** Input data follows **
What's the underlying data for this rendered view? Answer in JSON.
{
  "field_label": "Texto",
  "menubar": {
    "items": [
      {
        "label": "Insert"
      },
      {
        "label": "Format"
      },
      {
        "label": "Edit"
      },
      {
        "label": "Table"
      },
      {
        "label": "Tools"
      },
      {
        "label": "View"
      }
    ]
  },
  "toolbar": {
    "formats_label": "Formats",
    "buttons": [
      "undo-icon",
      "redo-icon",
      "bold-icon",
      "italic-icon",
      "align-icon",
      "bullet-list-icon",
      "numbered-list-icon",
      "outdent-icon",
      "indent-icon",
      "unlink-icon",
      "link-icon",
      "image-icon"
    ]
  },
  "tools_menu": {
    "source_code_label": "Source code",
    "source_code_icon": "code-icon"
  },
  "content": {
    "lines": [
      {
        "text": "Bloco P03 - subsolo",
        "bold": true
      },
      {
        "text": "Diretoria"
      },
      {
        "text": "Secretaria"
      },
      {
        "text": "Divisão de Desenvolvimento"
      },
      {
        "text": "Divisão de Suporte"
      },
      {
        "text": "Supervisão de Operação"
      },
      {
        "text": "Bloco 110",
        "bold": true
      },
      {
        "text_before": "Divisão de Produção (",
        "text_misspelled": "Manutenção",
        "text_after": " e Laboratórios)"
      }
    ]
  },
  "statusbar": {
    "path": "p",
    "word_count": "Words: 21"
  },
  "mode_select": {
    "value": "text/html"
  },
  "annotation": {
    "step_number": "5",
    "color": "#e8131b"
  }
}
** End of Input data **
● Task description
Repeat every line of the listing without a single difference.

● Result
What's the underlying data for this rendered view? Answer in JSON.
{
  "field_label": "Texto",
  "menubar": {
    "items": [
      {
        "label": "Insert"
      },
      {
        "label": "Format"
      },
      {
        "label": "Edit"
      },
      {
        "label": "Table"
      },
      {
        "label": "Tools"
      },
      {
        "label": "View"
      }
    ]
  },
  "toolbar": {
    "formats_label": "Formats",
    "buttons": [
      "undo-icon",
      "redo-icon",
      "bold-icon",
      "italic-icon",
      "align-icon",
      "bullet-list-icon",
      "numbered-list-icon",
      "outdent-icon",
      "indent-icon",
      "unlink-icon",
      "link-icon",
      "image-icon"
    ]
  },
  "tools_menu": {
    "source_code_label": "Source code",
    "source_code_icon": "code-icon"
  },
  "content": {
    "lines": [
      {
        "text": "Bloco P03 - subsolo",
        "bold": true
      },
      {
        "text": "Diretoria"
      },
      {
        "text": "Secretaria"
      },
      {
        "text": "Divisão de Desenvolvimento"
      },
      {
        "text": "Divisão de Suporte"
      },
      {
        "text": "Supervisão de Operação"
      },
      {
        "text": "Bloco 110",
        "bold": true
      },
      {
        "text_before": "Divisão de Produção (",
        "text_misspelled": "Manutenção",
        "text_after": " e Laboratórios)"
      }
    ]
  },
  "statusbar": {
    "path": "p",
    "word_count": "Words: 21"
  },
  "mode_select": {
    "value": "text/html"
  },
  "annotation": {
    "step_number": "5",
    "color": "#e8131b"
  }
}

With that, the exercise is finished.